National Council of Teachers of English
In a photo taken at the community college where my father Julian Medina taught, he’s wearing a tie and a middle-management, short-sleeved buttonup shirt, shaking hands with farm worker advocate César Chávez. As in my father’s proud image, I too work hard to project a professional appearance, often wearing a tie the first few weeks of the semester. I do so because of the often mistaken assumptions students make about my knowledge and the wisdom of assigning readings by writers of color. Unfortunately, this feeling of insecurity comes from lived experience. When my Anglo mother married my Mexican American father, her father disowned her. Even though my father had earned his bachelor’s degree and his master’s degree and taught English at a community college in central California, his accomplishments did little to diminish my grandfather’s racial prejudice. Before my father died in 2006 at the age of fifty-six, he often told me that I was supposed to surpass his success in the same way as he did with his accomplishment as the first in his family to graduate from college. He did this by changing the family trade of mowing lawns to instead teaching English at the college level.

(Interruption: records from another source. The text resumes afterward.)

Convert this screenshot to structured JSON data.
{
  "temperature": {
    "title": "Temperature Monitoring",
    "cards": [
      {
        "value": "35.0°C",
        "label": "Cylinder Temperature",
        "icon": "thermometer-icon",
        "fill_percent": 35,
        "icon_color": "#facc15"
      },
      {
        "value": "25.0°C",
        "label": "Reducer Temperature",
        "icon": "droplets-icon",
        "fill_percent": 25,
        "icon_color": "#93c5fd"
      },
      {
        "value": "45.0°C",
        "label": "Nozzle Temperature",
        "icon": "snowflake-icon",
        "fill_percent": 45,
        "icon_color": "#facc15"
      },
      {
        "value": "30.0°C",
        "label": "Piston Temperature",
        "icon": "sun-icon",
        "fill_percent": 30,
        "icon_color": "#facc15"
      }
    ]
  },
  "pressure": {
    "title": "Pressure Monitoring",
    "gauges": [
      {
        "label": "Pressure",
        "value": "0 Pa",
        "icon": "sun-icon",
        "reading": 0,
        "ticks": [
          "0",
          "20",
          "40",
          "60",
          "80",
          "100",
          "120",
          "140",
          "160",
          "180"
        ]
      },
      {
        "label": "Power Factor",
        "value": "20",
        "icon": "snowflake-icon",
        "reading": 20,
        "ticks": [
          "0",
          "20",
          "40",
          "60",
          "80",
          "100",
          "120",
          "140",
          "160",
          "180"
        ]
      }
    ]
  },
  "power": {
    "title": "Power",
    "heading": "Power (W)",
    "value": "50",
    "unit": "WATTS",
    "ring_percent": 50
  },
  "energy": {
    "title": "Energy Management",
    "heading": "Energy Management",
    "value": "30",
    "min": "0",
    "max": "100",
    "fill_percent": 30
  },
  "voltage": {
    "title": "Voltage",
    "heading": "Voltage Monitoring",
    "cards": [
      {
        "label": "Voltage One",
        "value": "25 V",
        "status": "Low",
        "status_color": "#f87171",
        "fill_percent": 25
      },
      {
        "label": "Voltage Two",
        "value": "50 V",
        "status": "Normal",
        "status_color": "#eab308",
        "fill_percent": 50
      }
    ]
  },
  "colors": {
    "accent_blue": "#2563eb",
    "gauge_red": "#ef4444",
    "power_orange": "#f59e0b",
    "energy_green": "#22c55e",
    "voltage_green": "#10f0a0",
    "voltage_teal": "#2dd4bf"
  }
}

Medina, C. (2013). The Family Profession. College Composition and Communication, 65(1), 34–36.